WASHINGTON - Government officials in Iowa are going to the U.S. Supreme Court in their battle with Bank One Corp. over regulating automated teller machines operated by national banks.
State Attorney General Tom Miller and Banking Superintendent Holmes Foster said they asked the justices in a filing Wednesday to overturn a lower court decision that one of Iowa's restrictive ATM laws does not apply to national banks.
Although the court fight began in 1997 as a dispute over whether Bank One could place ATMs in retail stores, it has expanded into a question about the legality of another Iowa statute that bans ATM surcharges.
Specifically, a three-judge panel of the U.S. Court of Appeals for the Eighth Circuit in St. Louis ruled in September that federal law pre-empts a state law barring banks without branches in Iowa from operating ATMs there. If upheld, that would mean Bank One could locate their machines in Sears, Roebuck and Co. stores as they originally intended. But Iowa officials and state-chartered banks fear the decision could lead to the undoing of the separate state Electronic Funds Transfer Act, which prohibits banks from imposing fees on noncustomers who use their ATMs.
"We are asking the court to uphold Iowa's law that requires universal ATM access without surcharges to all cardholders in the state, no matter who controls the ATM machine," Mr. Miller said.
Besides threatening state consumer protection laws, the appeals court ruling would harm the dual charter system by exempting national banks - but not state-charted banks - from restrictions on ATM operations, Mr. Miller said.
"We argue there should be competitive equality between all financial institutions, and that national banks such as Bank One are merely seeking to tilt the playing field in their favor," Mr. Miller said.
"If the sweeping conclusion of the Eighth Circuit leads to dismantling all state regulations as they apply to national banks - including bans on ATM fees and surcharges - then competitive equality will stop short of the doorsteps of small banks in rural states like Iowa."

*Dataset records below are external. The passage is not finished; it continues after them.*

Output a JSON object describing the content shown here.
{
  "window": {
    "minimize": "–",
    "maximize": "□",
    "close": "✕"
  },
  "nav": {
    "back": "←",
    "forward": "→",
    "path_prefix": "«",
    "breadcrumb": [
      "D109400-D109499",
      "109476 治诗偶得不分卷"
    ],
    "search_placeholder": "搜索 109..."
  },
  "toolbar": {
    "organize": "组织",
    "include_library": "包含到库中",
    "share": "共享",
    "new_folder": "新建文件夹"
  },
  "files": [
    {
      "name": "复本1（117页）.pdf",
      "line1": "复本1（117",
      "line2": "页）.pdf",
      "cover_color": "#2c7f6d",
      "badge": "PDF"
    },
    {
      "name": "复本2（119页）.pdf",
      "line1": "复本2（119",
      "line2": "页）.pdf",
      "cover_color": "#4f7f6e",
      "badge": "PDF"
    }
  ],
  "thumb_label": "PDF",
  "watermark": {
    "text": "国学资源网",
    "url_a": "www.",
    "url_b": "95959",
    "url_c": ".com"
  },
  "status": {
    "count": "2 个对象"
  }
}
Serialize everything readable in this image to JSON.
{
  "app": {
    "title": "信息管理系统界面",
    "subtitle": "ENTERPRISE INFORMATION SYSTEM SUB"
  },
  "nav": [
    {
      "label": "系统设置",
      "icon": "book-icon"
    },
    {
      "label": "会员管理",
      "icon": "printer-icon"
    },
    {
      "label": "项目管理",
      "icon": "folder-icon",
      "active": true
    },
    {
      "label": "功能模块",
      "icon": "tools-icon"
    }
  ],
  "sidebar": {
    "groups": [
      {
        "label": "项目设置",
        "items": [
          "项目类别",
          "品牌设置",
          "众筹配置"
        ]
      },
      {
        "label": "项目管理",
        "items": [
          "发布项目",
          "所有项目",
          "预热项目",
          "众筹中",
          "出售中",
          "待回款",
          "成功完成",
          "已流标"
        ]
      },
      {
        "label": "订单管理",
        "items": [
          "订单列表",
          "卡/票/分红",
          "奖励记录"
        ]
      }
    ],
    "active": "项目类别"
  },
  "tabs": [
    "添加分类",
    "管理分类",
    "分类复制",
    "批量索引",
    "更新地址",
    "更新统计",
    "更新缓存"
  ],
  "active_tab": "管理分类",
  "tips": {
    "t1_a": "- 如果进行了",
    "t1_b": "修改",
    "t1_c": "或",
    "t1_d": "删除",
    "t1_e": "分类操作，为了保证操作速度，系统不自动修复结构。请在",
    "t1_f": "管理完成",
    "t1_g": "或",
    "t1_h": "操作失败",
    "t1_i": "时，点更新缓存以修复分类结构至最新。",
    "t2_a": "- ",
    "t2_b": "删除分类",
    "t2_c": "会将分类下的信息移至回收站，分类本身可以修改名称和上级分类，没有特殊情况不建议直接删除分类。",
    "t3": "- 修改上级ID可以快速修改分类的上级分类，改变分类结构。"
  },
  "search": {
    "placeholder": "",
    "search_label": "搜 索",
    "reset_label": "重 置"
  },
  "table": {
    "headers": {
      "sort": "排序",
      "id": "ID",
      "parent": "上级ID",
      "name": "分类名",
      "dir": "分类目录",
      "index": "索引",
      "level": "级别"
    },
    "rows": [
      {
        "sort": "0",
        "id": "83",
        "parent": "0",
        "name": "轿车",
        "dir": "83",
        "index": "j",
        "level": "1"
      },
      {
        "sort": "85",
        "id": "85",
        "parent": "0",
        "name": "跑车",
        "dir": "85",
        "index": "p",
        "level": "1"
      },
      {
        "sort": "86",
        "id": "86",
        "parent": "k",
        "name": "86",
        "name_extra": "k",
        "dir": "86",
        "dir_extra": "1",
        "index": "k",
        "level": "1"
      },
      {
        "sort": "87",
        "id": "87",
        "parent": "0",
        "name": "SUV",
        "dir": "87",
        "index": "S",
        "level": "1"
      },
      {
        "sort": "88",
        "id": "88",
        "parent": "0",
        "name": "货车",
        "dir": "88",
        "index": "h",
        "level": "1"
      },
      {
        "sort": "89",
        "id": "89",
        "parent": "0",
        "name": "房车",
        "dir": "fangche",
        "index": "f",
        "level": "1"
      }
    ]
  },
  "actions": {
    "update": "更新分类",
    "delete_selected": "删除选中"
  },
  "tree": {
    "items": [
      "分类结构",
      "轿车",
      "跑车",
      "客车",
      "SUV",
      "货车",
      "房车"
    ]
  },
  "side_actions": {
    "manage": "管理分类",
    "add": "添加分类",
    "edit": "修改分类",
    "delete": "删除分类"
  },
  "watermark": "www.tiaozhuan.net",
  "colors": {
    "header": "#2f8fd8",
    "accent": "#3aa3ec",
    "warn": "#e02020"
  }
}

Iowa officials are basing their case on a provision in the federal Electronic Funds Transfer Act that, they say, protects state laws that go beyond it. A U.S. district court judge in Des Moines supported a similar argument, but the appeals court panel sided with Bank One and the full appeals court refused to reconsider.